"It is important to lead by example. If I don't walk the talk, I will not be able to earn my men's respect and get anything done."

Fulfilment at Work

ME5 Qiu derives fulfilment from "being able to apply skills and knowledge to make a difference, and being able to influence outcomes for the advancement of the Navy". He elaborates with an example – one in which he conducted a propulsion shaft deflection test together with engineers from the yard and base. "At the end of the day, we made improvements to the ship's fuel efficiencies, achieving the desired speed at different engine steps and reducing the wear and tear of the shaft bearings," ME5 Qiu explains. "I was extremely delighted with the outcome."

On the other hand, CPT Lee sees fulfilment in relating her efforts to the defence of Singapore. "When I was serving on board the patrol vessel previously, the sailing routine was hectic. However, knowing that my efforts go towards protecting my loved ones makes up for my sacrifices," she shares humbly.

She lets us in on another example from which she drew fulfilment and strength. She tells us, "I remember my Midshipmen Sea Training Deployment quite vividly. The six weeks spent on board RSS Endurance (Landing Ship Tank) was tough and was a cycle of lessons, trainings and tests. However, tough times are really when you build the strongest bonds among your crew members.

CPT Lee Jia Pei

CPT Lee Jia Pei
Assistant Operations Officer (AOPS), LMV Sovereignty

"Training is tough and standards are demanding. However, these are only so because people's lives are in your hands."

Keeping Up the Navy Spirit

In order for our Navy to advance, officers must be guided by strong principles. ME5 Qiu and CPT Lee share some of the principles that have steered them through their time in the Navy. For ME5 Qiu, leading by example and caring for his men are two must-dos in his vocation. He elaborates, "It is important to lead by example. If I don't walk the talk, I will not be able to earn my men's respect and get anything done. I also have to express care beyond ‘giving less work' or ‘allowing more rest times'. Caring for them is ensuring that they receive sufficient training to be competent, that their working condition is safe, that their discipline carries them through their work, and that they can return home safely to their loved ones at the end of the day."

Clearly, the extent of care portrayed by Navy officers keeps the family spirit alive in the organisation. "The ship is like our second home and our crew is our second family," shares CPT Lee. "Which other jobs will allow you to work, eat, play and even sleep in the same space as your colleagues?" For her, her two most important guiding principles in the Navy are resilience and determination. She tells us, "The journey will not be easy. Training is tough and standards are demanding. However, these are only so because people's lives are in your hands."

She adds on a special note to women thinking of joining her in the Navy, concluding candidly, "You don't have to spend money on dresses, heels and stress over what to wear every day!

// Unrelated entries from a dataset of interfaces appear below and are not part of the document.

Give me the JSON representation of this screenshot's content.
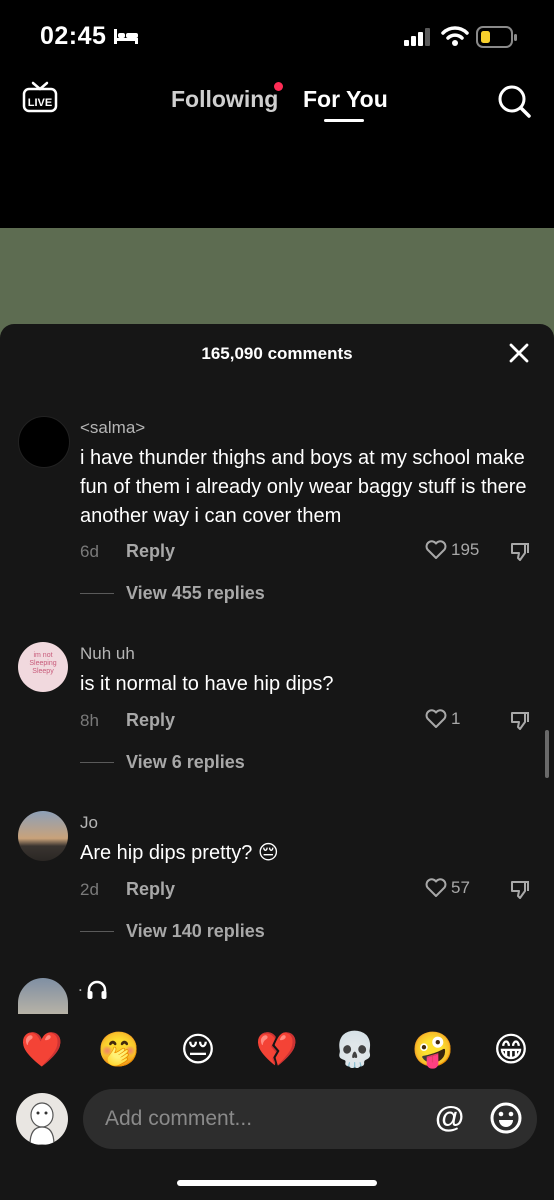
{
  "status_bar": {
    "time": "02:45"
  },
  "top_nav": {
    "live_label": "LIVE",
    "tabs": [
      {
        "label": "Following"
      },
      {
        "label": "For You"
      }
    ]
  },
  "comments_sheet": {
    "title": "165,090 comments",
    "comments": [
      {
        "username": "<salma>",
        "text": "i have thunder thighs and boys at my school make fun of them i already only wear baggy stuff is there another way i can cover them",
        "time": "6d",
        "reply_label": "Reply",
        "likes": "195",
        "view_replies": "View 455 replies"
      },
      {
        "username": "Nuh uh",
        "text": "is it normal to have hip dips?",
        "time": "8h",
        "reply_label": "Reply",
        "likes": "1",
        "view_replies": "View 6 replies",
        "avatar_text": "im not Sleeping Sleepy"
      },
      {
        "username": "Jo",
        "text": "Are hip dips pretty?",
        "emoji": "😔",
        "time": "2d",
        "reply_label": "Reply",
        "likes": "57",
        "view_replies": "View 140 replies"
      },
      {
        "username": "."
      }
    ]
  },
  "emoji_bar": [
    "❤️",
    "🤭",
    "😔",
    "💔",
    "💀",
    "🤪",
    "😁"
  ],
  "composer": {
    "placeholder": "Add comment...",
    "at_symbol": "@"
  }
}
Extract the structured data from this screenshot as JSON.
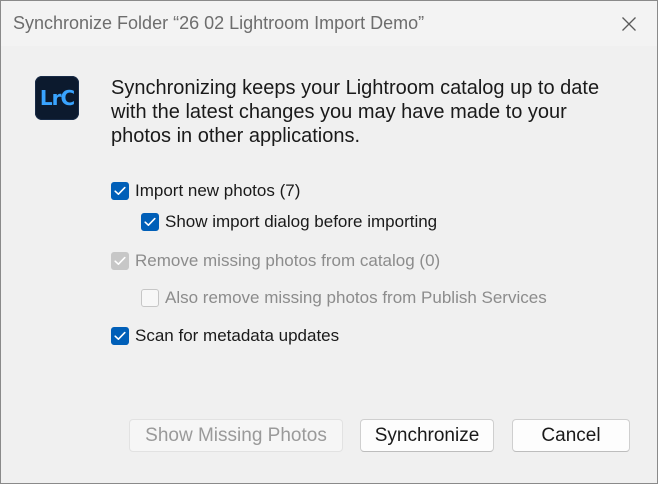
{
  "window": {
    "title": "Synchronize Folder “26 02 Lightroom Import Demo”",
    "close_icon": "close-icon"
  },
  "app_logo": {
    "text": "LrC",
    "icon": "lightroom-classic-logo",
    "background": "#0c1a2e",
    "accent": "#39a4ff"
  },
  "description": "Synchronizing keeps your Lightroom catalog up to date with the latest changes you may have made to your photos in other applications.",
  "options": {
    "import_new": {
      "label": "Import new photos (7)",
      "checked": true,
      "enabled": true
    },
    "show_import_dialog": {
      "label": "Show import dialog before importing",
      "checked": true,
      "enabled": true
    },
    "remove_missing": {
      "label": "Remove missing photos from catalog (0)",
      "checked": true,
      "enabled": false
    },
    "also_remove_publish": {
      "label": "Also remove missing photos from Publish Services",
      "checked": false,
      "enabled": false
    },
    "scan_metadata": {
      "label": "Scan for metadata updates",
      "checked": true,
      "enabled": true
    }
  },
  "buttons": {
    "show_missing": {
      "label": "Show Missing Photos",
      "enabled": false
    },
    "synchronize": {
      "label": "Synchronize",
      "enabled": true
    },
    "cancel": {
      "label": "Cancel",
      "enabled": true
    }
  },
  "colors": {
    "checkbox_checked": "#005fb8",
    "checkbox_disabled": "#c7c7c7",
    "dialog_background": "#f0f0f0"
  }
}
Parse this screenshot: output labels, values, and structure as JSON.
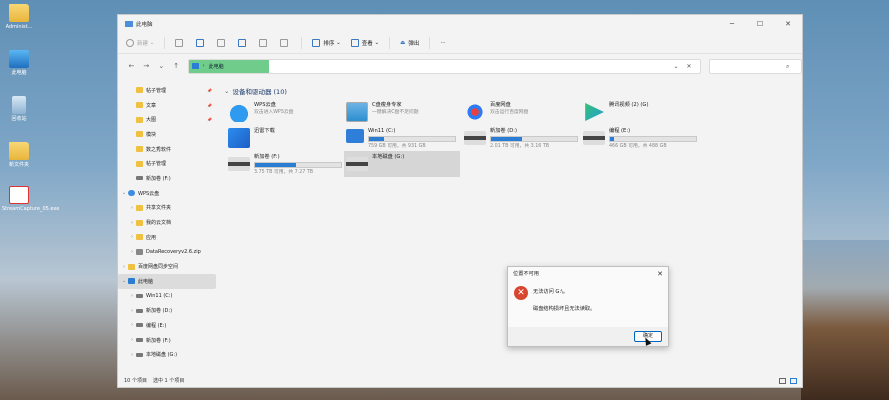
{
  "desktop": {
    "icons": [
      {
        "label": "Administ...",
        "type": "folder"
      },
      {
        "label": "此电脑",
        "type": "pc"
      },
      {
        "label": "回收站",
        "type": "bin"
      },
      {
        "label": "新文件夹",
        "type": "folder"
      },
      {
        "label": "StreamCapture_05.exe",
        "type": "app"
      }
    ]
  },
  "window": {
    "tab_title": "此电脑",
    "controls": {
      "minimize": "─",
      "maximize": "☐",
      "close": "✕"
    }
  },
  "toolbar": {
    "new_label": "新建",
    "sort_label": "排序",
    "view_label": "查看",
    "eject_label": "弹出",
    "more_label": "···"
  },
  "address": {
    "crumb": "此电脑",
    "search_placeholder": ""
  },
  "sidebar": {
    "items": [
      {
        "label": "帖子管理",
        "icon": "folder",
        "pinned": true,
        "chevron": false,
        "indent": 1
      },
      {
        "label": "文章",
        "icon": "folder",
        "pinned": true,
        "chevron": false,
        "indent": 1
      },
      {
        "label": "大图",
        "icon": "folder",
        "pinned": true,
        "chevron": false,
        "indent": 1
      },
      {
        "label": "模块",
        "icon": "folder",
        "pinned": false,
        "chevron": false,
        "indent": 1
      },
      {
        "label": "数之秀软件",
        "icon": "folder",
        "pinned": false,
        "chevron": false,
        "indent": 1
      },
      {
        "label": "帖子管理",
        "icon": "folder",
        "pinned": false,
        "chevron": false,
        "indent": 1
      },
      {
        "label": "新加卷 (F:)",
        "icon": "drive",
        "pinned": false,
        "chevron": false,
        "indent": 1
      },
      {
        "label": "WPS云盘",
        "icon": "cloud",
        "pinned": false,
        "chevron": "v",
        "indent": 0
      },
      {
        "label": "共享文件夹",
        "icon": "folder",
        "pinned": false,
        "chevron": ">",
        "indent": 1
      },
      {
        "label": "我的云文档",
        "icon": "folder",
        "pinned": false,
        "chevron": ">",
        "indent": 1
      },
      {
        "label": "应用",
        "icon": "folder",
        "pinned": false,
        "chevron": ">",
        "indent": 1
      },
      {
        "label": "DataRecoveryv2.6.zip",
        "icon": "zip",
        "pinned": false,
        "chevron": ">",
        "indent": 1
      },
      {
        "label": "百度网盘同步空间",
        "icon": "folder",
        "pinned": false,
        "chevron": ">",
        "indent": 0
      },
      {
        "label": "此电脑",
        "icon": "pc",
        "pinned": false,
        "chevron": "v",
        "indent": 0,
        "selected": true
      },
      {
        "label": "Win11 (C:)",
        "icon": "drive",
        "pinned": false,
        "chevron": ">",
        "indent": 1
      },
      {
        "label": "新加卷 (D:)",
        "icon": "drive",
        "pinned": false,
        "chevron": ">",
        "indent": 1
      },
      {
        "label": "编程 (E:)",
        "icon": "drive",
        "pinned": false,
        "chevron": ">",
        "indent": 1
      },
      {
        "label": "新加卷 (F:)",
        "icon": "drive",
        "pinned": false,
        "chevron": ">",
        "indent": 1
      },
      {
        "label": "本地磁盘 (G:)",
        "icon": "drive",
        "pinned": false,
        "chevron": ">",
        "indent": 1
      }
    ]
  },
  "main": {
    "group_title": "设备和驱动器 (10)",
    "tiles": [
      {
        "name": "WPS云盘",
        "sub": "双击进入WPS云盘",
        "icon": "cloud"
      },
      {
        "name": "C盘瘦身专家",
        "sub": "一键解决C盘不足问题",
        "icon": "broom"
      },
      {
        "name": "百度网盘",
        "sub": "双击运行百度网盘",
        "icon": "baidu"
      },
      {
        "name": "腾讯视频 (2) (G)",
        "sub": "",
        "icon": "play"
      },
      {
        "name": "迅雷下载",
        "sub": "",
        "icon": "bird"
      },
      {
        "name": "Win11 (C:)",
        "sub": "759 GB 可用，共 931 GB",
        "icon": "win",
        "used": 0.18
      },
      {
        "name": "新加卷 (D:)",
        "sub": "2.01 TB 可用，共 3.16 TB",
        "icon": "drive",
        "used": 0.36
      },
      {
        "name": "编程 (E:)",
        "sub": "466 GB 可用，共 488 GB",
        "icon": "drive",
        "used": 0.05
      },
      {
        "name": "新加卷 (F:)",
        "sub": "3.75 TB 可用，共 7.27 TB",
        "icon": "drive",
        "used": 0.48
      },
      {
        "name": "本地磁盘 (G:)",
        "sub": "",
        "icon": "drive",
        "selected": true
      }
    ]
  },
  "status": {
    "count": "10 个项目",
    "selected": "选中 1 个项目"
  },
  "dialog": {
    "title": "位置不可用",
    "message": "无法访问 G:\\。",
    "detail": "磁盘结构损坏且无法读取。",
    "ok_label": "确定"
  }
}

Jokes aside, a Navy career will be challenging yet rewarding. The work is dynamic and one can certainly look forward to varied experiences every day."